The judge seemed to agree with the defense’s argument that the boy’s parents had brought him up to believe he was too wealthy to face consequences and be responsible, so the appropriate decision is to reaffirm that by giving him probation for 4 counts of manslaughter. I’m sure he really learned his lesson! I wonder what would’ve happened if he had been a teen from the inner city of Dallas instead, hmmm.
A 16-year-old boy who drunkenly killed four people got probation this week because the judge — with no apparent irony — agreed with the boy’s defense that he was a victim of “affluenza,” whose parents taught him wealth and privilege shield consequences. The teen had faced up to twenty years in prison.

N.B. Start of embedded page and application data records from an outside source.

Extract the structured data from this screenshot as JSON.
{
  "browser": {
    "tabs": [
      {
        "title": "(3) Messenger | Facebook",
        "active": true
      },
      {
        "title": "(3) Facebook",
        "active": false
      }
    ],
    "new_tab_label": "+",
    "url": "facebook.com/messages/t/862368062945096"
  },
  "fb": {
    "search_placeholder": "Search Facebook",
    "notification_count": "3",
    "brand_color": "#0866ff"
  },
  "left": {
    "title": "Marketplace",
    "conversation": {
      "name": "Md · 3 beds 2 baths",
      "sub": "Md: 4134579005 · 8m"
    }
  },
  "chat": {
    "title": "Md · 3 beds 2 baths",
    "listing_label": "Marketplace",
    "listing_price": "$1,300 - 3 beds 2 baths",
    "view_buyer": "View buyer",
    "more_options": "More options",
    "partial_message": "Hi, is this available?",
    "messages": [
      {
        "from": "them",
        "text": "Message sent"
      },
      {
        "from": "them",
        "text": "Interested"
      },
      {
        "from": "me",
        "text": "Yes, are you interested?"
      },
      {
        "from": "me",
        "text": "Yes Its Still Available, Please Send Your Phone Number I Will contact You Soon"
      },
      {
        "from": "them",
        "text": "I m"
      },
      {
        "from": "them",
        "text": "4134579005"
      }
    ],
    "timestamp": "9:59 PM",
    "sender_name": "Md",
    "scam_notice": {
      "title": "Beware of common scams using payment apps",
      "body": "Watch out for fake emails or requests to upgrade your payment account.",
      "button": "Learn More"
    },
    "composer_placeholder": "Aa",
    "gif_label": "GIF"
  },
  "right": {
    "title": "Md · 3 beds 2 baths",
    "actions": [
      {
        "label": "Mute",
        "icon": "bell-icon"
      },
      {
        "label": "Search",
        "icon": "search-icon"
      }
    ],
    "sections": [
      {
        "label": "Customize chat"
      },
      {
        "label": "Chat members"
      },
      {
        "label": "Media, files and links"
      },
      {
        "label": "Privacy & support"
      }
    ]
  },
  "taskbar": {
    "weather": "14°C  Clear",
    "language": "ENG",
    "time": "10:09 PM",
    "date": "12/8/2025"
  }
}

Sixteen-year-old Ethan Couch admitted to four counts of manslaughter after he and seven other boys stole alcohol from Walmart, piled into his car and struck and killed four pedestrians while going 70 miles per hour in a 40 zone. One of his passengers remains in the hospital with severe brain damage, and nine other bystanders were also injured.
Couch’s BAC was a .24 and he also had Valium in his system. According to reports, he was belligerent at the scene, at one point saying, “I’m outta here.” Prosecutors were hoping to get up to 20 years.
Couch’s defense was that he was a victim of his parents’ wealth and privilege; in that he never had to face consequences, which an expert summarized prior to sentencing.
He said Couch got whatever he wanted. As an example, Miller said Couch’s parents gave no punishment after police ticketed the then-15-year-old when he was found in a parked pickup with a passed out, undressed 14-year-old girl.
Miller also pointed out that Couch was allowed to drive at 13. He said the teen was emotionally flat and needed years of therapy. At the time of the fatal wreck, Couch had a blood alcohol content of .24, said Tarrant County Sheriff Dee Anderson. It is illegal for a minor to drive with any amount of alcohol in his or her system.
The victims’ families sort of agree with the reasoning, in that they too feel that Couch’s privilege helped him avoid consequences.
Couch is now being sent to a $500,000-a-year counseling center. There are apparently five civil wrongful death suits pending against him totaling tens of millions of dollars.